** Dataset content follows **

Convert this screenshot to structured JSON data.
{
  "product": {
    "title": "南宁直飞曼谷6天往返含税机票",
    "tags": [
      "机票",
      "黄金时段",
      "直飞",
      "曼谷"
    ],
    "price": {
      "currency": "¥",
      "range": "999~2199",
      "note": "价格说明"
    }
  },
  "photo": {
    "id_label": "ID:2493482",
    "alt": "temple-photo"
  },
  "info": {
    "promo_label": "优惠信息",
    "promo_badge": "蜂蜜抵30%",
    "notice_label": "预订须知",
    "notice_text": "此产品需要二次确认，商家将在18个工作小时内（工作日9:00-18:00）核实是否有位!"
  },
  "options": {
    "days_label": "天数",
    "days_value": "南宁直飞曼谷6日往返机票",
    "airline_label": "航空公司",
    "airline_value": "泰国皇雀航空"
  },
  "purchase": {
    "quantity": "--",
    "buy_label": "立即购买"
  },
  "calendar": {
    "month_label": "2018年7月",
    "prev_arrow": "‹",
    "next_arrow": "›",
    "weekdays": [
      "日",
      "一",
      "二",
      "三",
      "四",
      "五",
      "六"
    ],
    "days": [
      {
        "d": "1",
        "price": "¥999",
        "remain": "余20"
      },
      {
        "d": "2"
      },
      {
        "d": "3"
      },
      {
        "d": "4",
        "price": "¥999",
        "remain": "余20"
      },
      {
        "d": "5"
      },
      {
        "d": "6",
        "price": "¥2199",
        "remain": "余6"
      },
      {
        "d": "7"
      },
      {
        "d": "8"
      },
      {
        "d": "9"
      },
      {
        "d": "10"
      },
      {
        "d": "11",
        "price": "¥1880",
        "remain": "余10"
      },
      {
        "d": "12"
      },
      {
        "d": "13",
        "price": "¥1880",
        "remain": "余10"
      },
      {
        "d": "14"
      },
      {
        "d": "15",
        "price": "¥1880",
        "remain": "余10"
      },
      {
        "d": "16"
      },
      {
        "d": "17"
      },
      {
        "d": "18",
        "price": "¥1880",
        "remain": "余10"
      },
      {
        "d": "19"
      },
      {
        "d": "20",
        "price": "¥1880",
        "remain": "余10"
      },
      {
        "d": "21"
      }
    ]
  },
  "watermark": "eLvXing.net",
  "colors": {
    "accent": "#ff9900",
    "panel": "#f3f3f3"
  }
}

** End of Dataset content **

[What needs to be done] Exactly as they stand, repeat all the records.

[Solution to the problem]
Convert this screenshot to structured JSON data.
{
  "product": {
    "title": "南宁直飞曼谷6天往返含税机票",
    "tags": [
      "机票",
      "黄金时段",
      "直飞",
      "曼谷"
    ],
    "price": {
      "currency": "¥",
      "range": "999~2199",
      "note": "价格说明"
    }
  },
  "photo": {
    "id_label": "ID:2493482",
    "alt": "temple-photo"
  },
  "info": {
    "promo_label": "优惠信息",
    "promo_badge": "蜂蜜抵30%",
    "notice_label": "预订须知",
    "notice_text": "此产品需要二次确认，商家将在18个工作小时内（工作日9:00-18:00）核实是否有位!"
  },
  "options": {
    "days_label": "天数",
    "days_value": "南宁直飞曼谷6日往返机票",
    "airline_label": "航空公司",
    "airline_value": "泰国皇雀航空"
  },
  "purchase": {
    "quantity": "--",
    "buy_label": "立即购买"
  },
  "calendar": {
    "month_label": "2018年7月",
    "prev_arrow": "‹",
    "next_arrow": "›",
    "weekdays": [
      "日",
      "一",
      "二",
      "三",
      "四",
      "五",
      "六"
    ],
    "days": [
      {
        "d": "1",
        "price": "¥999",
        "remain": "余20"
      },
      {
        "d": "2"
      },
      {
        "d": "3"
      },
      {
        "d": "4",
        "price": "¥999",
        "remain": "余20"
      },
      {
        "d": "5"
      },
      {
        "d": "6",
        "price": "¥2199",
        "remain": "余6"
      },
      {
        "d": "7"
      },
      {
        "d": "8"
      },
      {
        "d": "9"
      },
      {
        "d": "10"
      },
      {
        "d": "11",
        "price": "¥1880",
        "remain": "余10"
      },
      {
        "d": "12"
      },
      {
        "d": "13",
        "price": "¥1880",
        "remain": "余10"
      },
      {
        "d": "14"
      },
      {
        "d": "15",
        "price": "¥1880",
        "remain": "余10"
      },
      {
        "d": "16"
      },
      {
        "d": "17"
      },
      {
        "d": "18",
        "price": "¥1880",
        "remain": "余10"
      },
      {
        "d": "19"
      },
      {
        "d": "20",
        "price": "¥1880",
        "remain": "余10"
      },
      {
        "d": "21"
      }
    ]
  },
  "watermark": "eLvXing.net",
  "colors": {
    "accent": "#ff9900",
    "panel": "#f3f3f3"
  }
}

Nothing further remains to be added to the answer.